Dataset rows describing interfaces:
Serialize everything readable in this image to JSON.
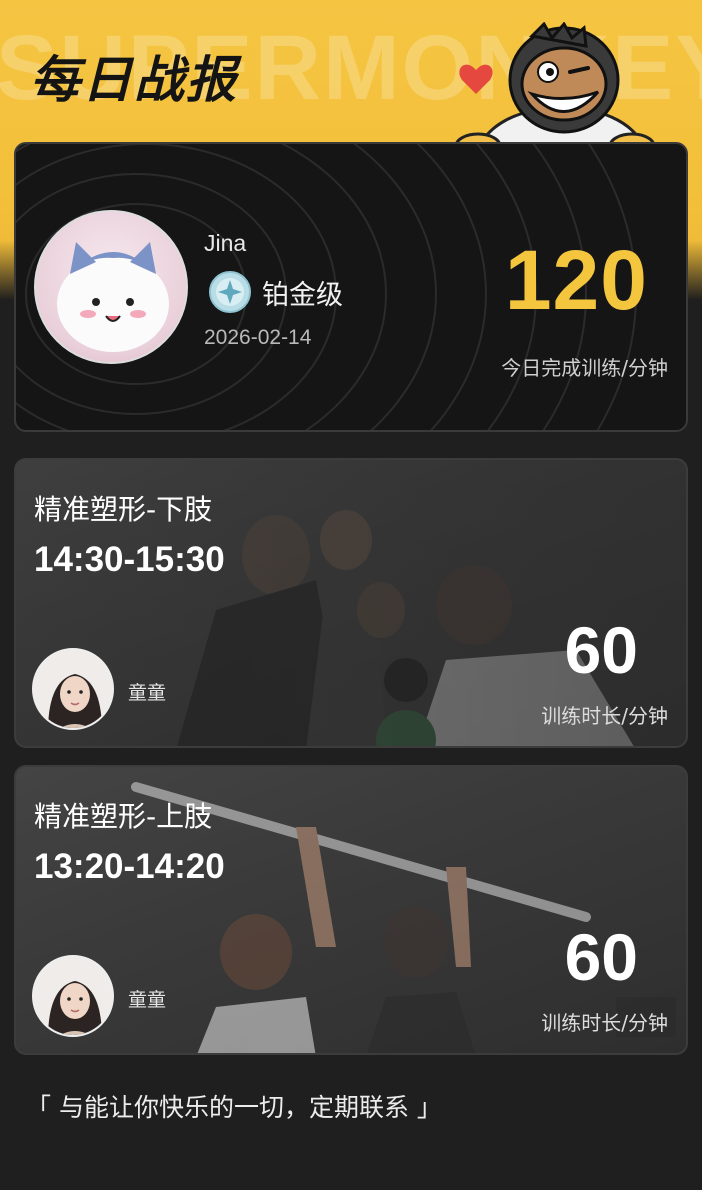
{
  "header": {
    "title": "每日战报",
    "watermark": "SUPERMONKEY"
  },
  "profile": {
    "name": "Jina",
    "level": "铂金级",
    "date": "2026-02-14",
    "total_minutes": "120",
    "total_caption": "今日完成训练/分钟"
  },
  "classes": [
    {
      "title": "精准塑形-下肢",
      "time": "14:30-15:30",
      "coach": "童童",
      "duration": "60",
      "duration_caption": "训练时长/分钟"
    },
    {
      "title": "精准塑形-上肢",
      "time": "13:20-14:20",
      "coach": "童童",
      "duration": "60",
      "duration_caption": "训练时长/分钟"
    }
  ],
  "footer": {
    "quote": "「 与能让你快乐的一切，定期联系 」"
  },
  "colors": {
    "accent": "#f4c63e",
    "background": "#1f1f1f",
    "card": "#151515"
  },
  "icons": [
    "monkey-mascot-icon",
    "heart-icon",
    "platinum-badge-icon",
    "avatar-image",
    "coach-avatar-image"
  ]
}
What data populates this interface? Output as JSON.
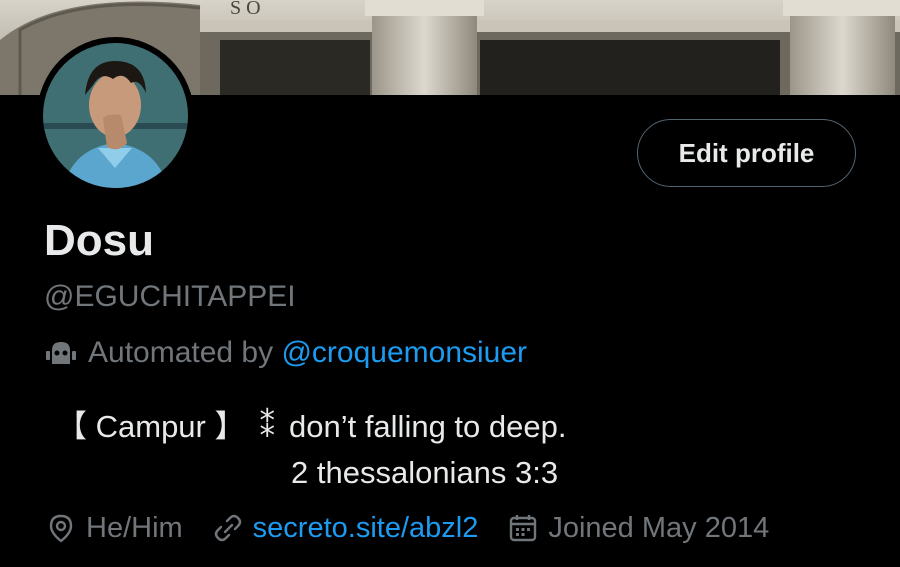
{
  "profile": {
    "name": "Dosu",
    "handle": "@EGUCHITAPPEI",
    "automated_prefix": "Automated by",
    "automated_by": "@croquemonsiuer",
    "bio_line1_a": "【 Campur 】",
    "bio_glyph": "⁑",
    "bio_line1_b": "don’t falling to deep.",
    "bio_line2": "2 thessalonians 3:3",
    "pronouns": "He/Him",
    "website": "secreto.site/abzl2",
    "joined": "Joined May 2014"
  },
  "actions": {
    "edit_profile_label": "Edit profile"
  },
  "icons": {
    "automated": "robot-icon",
    "location": "location-pin-icon",
    "website": "link-icon",
    "joined": "calendar-icon"
  },
  "colors": {
    "background": "#000000",
    "text_primary": "#e7e9ea",
    "text_secondary": "#71767b",
    "accent": "#1d9bf0",
    "button_border": "#536471"
  }
}
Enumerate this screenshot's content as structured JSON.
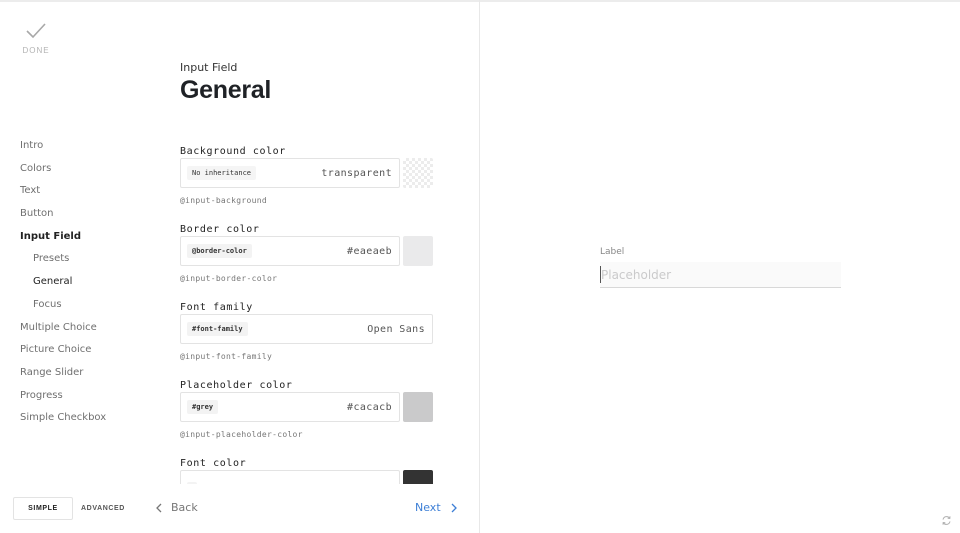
{
  "done": {
    "label": "DONE",
    "icon": "checkmark-icon"
  },
  "nav": {
    "items": [
      {
        "label": "Intro",
        "level": 0,
        "state": "normal"
      },
      {
        "label": "Colors",
        "level": 0,
        "state": "normal"
      },
      {
        "label": "Text",
        "level": 0,
        "state": "normal"
      },
      {
        "label": "Button",
        "level": 0,
        "state": "normal"
      },
      {
        "label": "Input Field",
        "level": 0,
        "state": "active"
      },
      {
        "label": "Presets",
        "level": 1,
        "state": "normal"
      },
      {
        "label": "General",
        "level": 1,
        "state": "current"
      },
      {
        "label": "Focus",
        "level": 1,
        "state": "normal"
      },
      {
        "label": "Multiple Choice",
        "level": 0,
        "state": "normal"
      },
      {
        "label": "Picture Choice",
        "level": 0,
        "state": "normal"
      },
      {
        "label": "Range Slider",
        "level": 0,
        "state": "normal"
      },
      {
        "label": "Progress",
        "level": 0,
        "state": "normal"
      },
      {
        "label": "Simple Checkbox",
        "level": 0,
        "state": "normal"
      }
    ]
  },
  "header": {
    "section": "Input Field",
    "title": "General"
  },
  "fields": [
    {
      "label": "Background color",
      "chip": "No inheritance",
      "value": "transparent",
      "var": "@input-background",
      "swatch": "transparent"
    },
    {
      "label": "Border color",
      "chip": "@border-color",
      "value": "#eaeaeb",
      "var": "@input-border-color",
      "swatch": "#eaeaeb"
    },
    {
      "label": "Font family",
      "chip": "#font-family",
      "value": "Open Sans",
      "var": "@input-font-family",
      "swatch": null
    },
    {
      "label": "Placeholder color",
      "chip": "#grey",
      "value": "#cacacb",
      "var": "@input-placeholder-color",
      "swatch": "#cacacb"
    },
    {
      "label": "Font color",
      "chip": "",
      "value": "",
      "var": "",
      "swatch": "#333333"
    }
  ],
  "bottom": {
    "simple_label": "SIMPLE",
    "advanced_label": "ADVANCED",
    "back_label": "Back",
    "next_label": "Next"
  },
  "preview": {
    "label": "Label",
    "placeholder": "Placeholder"
  },
  "colors": {
    "accent": "#3d7fd6",
    "divider": "#e8e8e8"
  }
}
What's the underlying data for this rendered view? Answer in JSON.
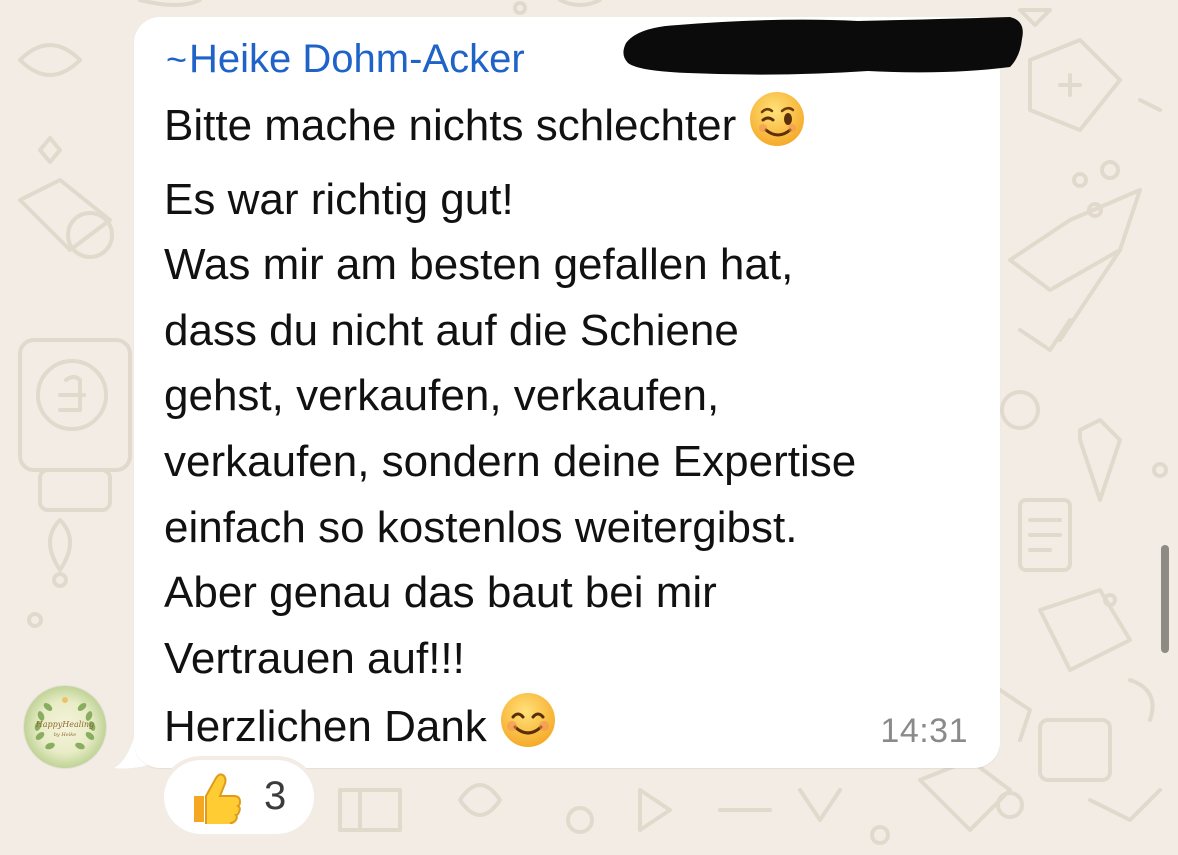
{
  "message": {
    "sender_prefix": "~",
    "sender_name": "Heike Dohm-Acker",
    "lines": [
      "Bitte mache nichts schlechter",
      "Es war richtig gut!",
      "Was mir am besten gefallen hat,",
      "dass du nicht auf die Schiene",
      "gehst, verkaufen, verkaufen,",
      "verkaufen, sondern deine Expertise",
      "einfach so kostenlos weitergibst.",
      "Aber genau das baut bei mir",
      "Vertrauen auf!!!",
      "Herzlichen Dank"
    ],
    "emojis": {
      "line_1": "winking-face-emoji",
      "line_10": "smiling-face-emoji"
    },
    "timestamp": "14:31"
  },
  "avatar": {
    "text": "HappyHealing",
    "subtext": "by Heike"
  },
  "reaction": {
    "icon": "thumbs-up-icon",
    "count": "3"
  },
  "colors": {
    "wallpaper": "#f2ece4",
    "bubble": "#ffffff",
    "sender": "#1f63c9",
    "text": "#111111",
    "timestamp": "#8a8a8a"
  }
}
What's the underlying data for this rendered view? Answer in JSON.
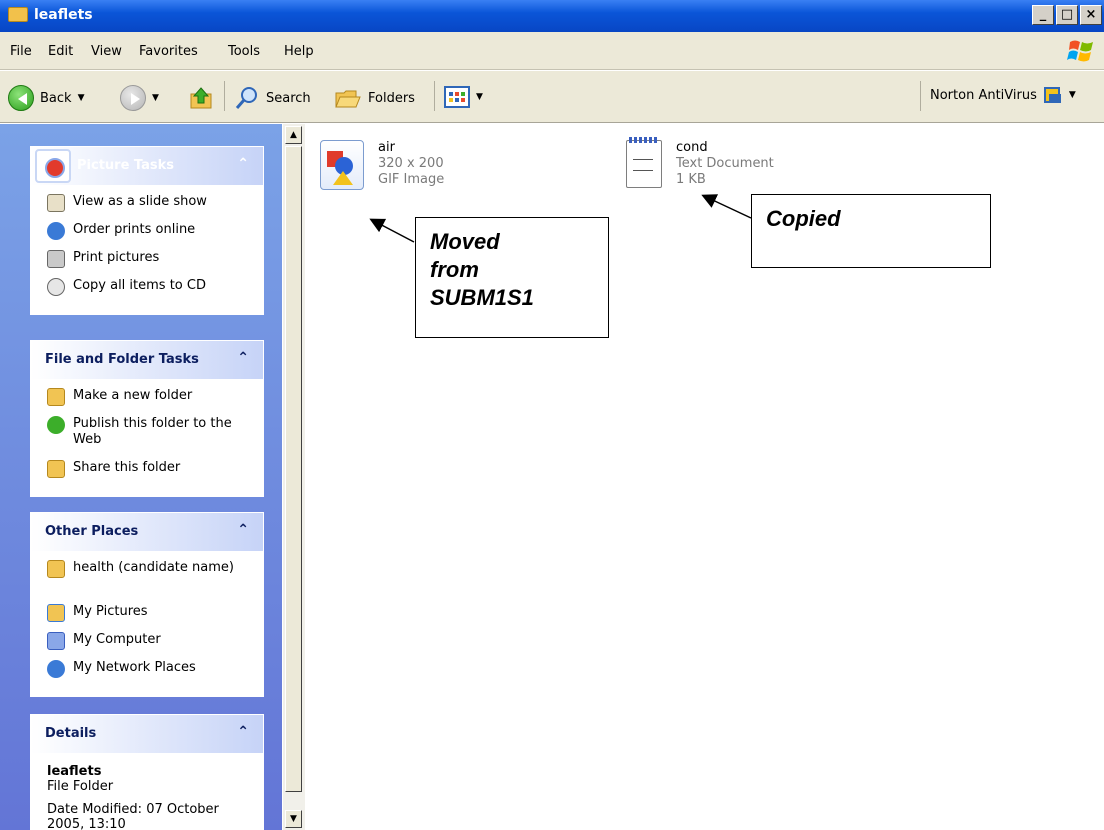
{
  "window": {
    "title": "leaflets"
  },
  "menu": [
    "File",
    "Edit",
    "View",
    "Favorites",
    "Tools",
    "Help"
  ],
  "toolbar": {
    "back": "Back",
    "search": "Search",
    "folders": "Folders",
    "norton": "Norton AntiVirus"
  },
  "picture_tasks": {
    "title": "Picture Tasks",
    "items": [
      "View as a slide show",
      "Order prints online",
      "Print pictures",
      "Copy all items to CD"
    ]
  },
  "file_folder_tasks": {
    "title": "File and Folder Tasks",
    "items": [
      "Make a new folder",
      "Publish this folder to the Web",
      "Share this folder"
    ]
  },
  "other_places": {
    "title": "Other Places",
    "items": [
      "health (candidate name)",
      "My Pictures",
      "My Computer",
      "My Network Places"
    ]
  },
  "details": {
    "title": "Details",
    "name": "leaflets",
    "type": "File Folder",
    "modified": "Date Modified: 07 October 2005, 13:10"
  },
  "files": [
    {
      "name": "air",
      "line2": "320 x 200",
      "line3": "GIF Image"
    },
    {
      "name": "cond",
      "line2": "Text Document",
      "line3": "1 KB"
    }
  ],
  "annotations": {
    "moved": [
      "Moved",
      "from",
      "SUBM1S1"
    ],
    "copied": "Copied"
  }
}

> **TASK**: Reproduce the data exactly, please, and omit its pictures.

> **RESULT OF THIS TASK**:
Serialize everything readable in this image to JSON.
{
  "header": {
    "title": "每日战报",
    "watermark": "SUPERMONKEY"
  },
  "profile": {
    "name": "Jina",
    "level": "铂金级",
    "date": "2026-02-14",
    "total_minutes": "120",
    "total_caption": "今日完成训练/分钟"
  },
  "classes": [
    {
      "title": "精准塑形-下肢",
      "time": "14:30-15:30",
      "coach": "童童",
      "duration": "60",
      "duration_caption": "训练时长/分钟"
    },
    {
      "title": "精准塑形-上肢",
      "time": "13:20-14:20",
      "coach": "童童",
      "duration": "60",
      "duration_caption": "训练时长/分钟"
    }
  ],
  "footer": {
    "quote": "「 与能让你快乐的一切，定期联系 」"
  },
  "colors": {
    "accent": "#f4c63e",
    "background": "#1f1f1f",
    "card": "#151515"
  },
  "icons": [
    "monkey-mascot-icon",
    "heart-icon",
    "platinum-badge-icon",
    "avatar-image",
    "coach-avatar-image"
  ]
}
What data populates this interface? Output as JSON.
{
  "profile": {
    "name": "Dosu",
    "handle": "@EGUCHITAPPEI",
    "automated_prefix": "Automated by",
    "automated_by": "@croquemonsiuer",
    "bio_line1_a": "【 Campur 】",
    "bio_glyph": "⁑",
    "bio_line1_b": "don’t falling to deep.",
    "bio_line2": "2 thessalonians 3:3",
    "pronouns": "He/Him",
    "website": "secreto.site/abzl2",
    "joined": "Joined May 2014"
  },
  "actions": {
    "edit_profile_label": "Edit profile"
  },
  "icons": {
    "automated": "robot-icon",
    "location": "location-pin-icon",
    "website": "link-icon",
    "joined": "calendar-icon"
  },
  "colors": {
    "background": "#000000",
    "text_primary": "#e7e9ea",
    "text_secondary": "#71767b",
    "accent": "#1d9bf0",
    "button_border": "#536471"
  }
}
Enumerate this screenshot's content as structured JSON.
{
  "done": {
    "label": "DONE",
    "icon": "checkmark-icon"
  },
  "nav": {
    "items": [
      {
        "label": "Intro",
        "level": 0,
        "state": "normal"
      },
      {
        "label": "Colors",
        "level": 0,
        "state": "normal"
      },
      {
        "label": "Text",
        "level": 0,
        "state": "normal"
      },
      {
        "label": "Button",
        "level": 0,
        "state": "normal"
      },
      {
        "label": "Input Field",
        "level": 0,
        "state": "active"
      },
      {
        "label": "Presets",
        "level": 1,
        "state": "normal"
      },
      {
        "label": "General",
        "level": 1,
        "state": "current"
      },
      {
        "label": "Focus",
        "level": 1,
        "state": "normal"
      },
      {
        "label": "Multiple Choice",
        "level": 0,
        "state": "normal"
      },
      {
        "label": "Picture Choice",
        "level": 0,
        "state": "normal"
      },
      {
        "label": "Range Slider",
        "level": 0,
        "state": "normal"
      },
      {
        "label": "Progress",
        "level": 0,
        "state": "normal"
      },
      {
        "label": "Simple Checkbox",
        "level": 0,
        "state": "normal"
      }
    ]
  },
  "header": {
    "section": "Input Field",
    "title": "General"
  },
  "fields": [
    {
      "label": "Background color",
      "chip": "No inheritance",
      "value": "transparent",
      "var": "@input-background",
      "swatch": "transparent"
    },
    {
      "label": "Border color",
      "chip": "@border-color",
      "value": "#eaeaeb",
      "var": "@input-border-color",
      "swatch": "#eaeaeb"
    },
    {
      "label": "Font family",
      "chip": "#font-family",
      "value": "Open Sans",
      "var": "@input-font-family",
      "swatch": null
    },
    {
      "label": "Placeholder color",
      "chip": "#grey",
      "value": "#cacacb",
      "var": "@input-placeholder-color",
      "swatch": "#cacacb"
    },
    {
      "label": "Font color",
      "chip": "",
      "value": "",
      "var": "",
      "swatch": "#333333"
    }
  ],
  "bottom": {
    "simple_label": "SIMPLE",
    "advanced_label": "ADVANCED",
    "back_label": "Back",
    "next_label": "Next"
  },
  "preview": {
    "label": "Label",
    "placeholder": "Placeholder"
  },
  "colors": {
    "accent": "#3d7fd6",
    "divider": "#e8e8e8"
  }
}
What's the underlying data for this rendered view? Answer in JSON.
{
  "message": {
    "sender_prefix": "~",
    "sender_name": "Heike Dohm-Acker",
    "lines": [
      "Bitte mache nichts schlechter",
      "Es war richtig gut!",
      "Was mir am besten gefallen hat,",
      "dass du nicht auf die Schiene",
      "gehst, verkaufen, verkaufen,",
      "verkaufen, sondern deine Expertise",
      "einfach so kostenlos weitergibst.",
      "Aber genau das baut bei mir",
      "Vertrauen auf!!!",
      "Herzlichen Dank"
    ],
    "emojis": {
      "line_1": "winking-face-emoji",
      "line_10": "smiling-face-emoji"
    },
    "timestamp": "14:31"
  },
  "avatar": {
    "text": "HappyHealing",
    "subtext": "by Heike"
  },
  "reaction": {
    "icon": "thumbs-up-icon",
    "count": "3"
  },
  "colors": {
    "wallpaper": "#f2ece4",
    "bubble": "#ffffff",
    "sender": "#1f63c9",
    "text": "#111111",
    "timestamp": "#8a8a8a"
  }
}
What's the underlying data for this rendered view? Answer in JSON.
{
  "window": {
    "title": "leaflets"
  },
  "menu": [
    "File",
    "Edit",
    "View",
    "Favorites",
    "Tools",
    "Help"
  ],
  "toolbar": {
    "back": "Back",
    "search": "Search",
    "folders": "Folders",
    "norton": "Norton AntiVirus"
  },
  "picture_tasks": {
    "title": "Picture Tasks",
    "items": [
      "View as a slide show",
      "Order prints online",
      "Print pictures",
      "Copy all items to CD"
    ]
  },
  "file_folder_tasks": {
    "title": "File and Folder Tasks",
    "items": [
      "Make a new folder",
      "Publish this folder to the Web",
      "Share this folder"
    ]
  },
  "other_places": {
    "title": "Other Places",
    "items": [
      "health (candidate name)",
      "My Pictures",
      "My Computer",
      "My Network Places"
    ]
  },
  "details": {
    "title": "Details",
    "name": "leaflets",
    "type": "File Folder",
    "modified": "Date Modified: 07 October 2005, 13:10"
  },
  "files": [
    {
      "name": "air",
      "line2": "320 x 200",
      "line3": "GIF Image"
    },
    {
      "name": "cond",
      "line2": "Text Document",
      "line3": "1 KB"
    }
  ],
  "annotations": {
    "moved": [
      "Moved",
      "from",
      "SUBM1S1"
    ],
    "copied": "Copied"
  }
}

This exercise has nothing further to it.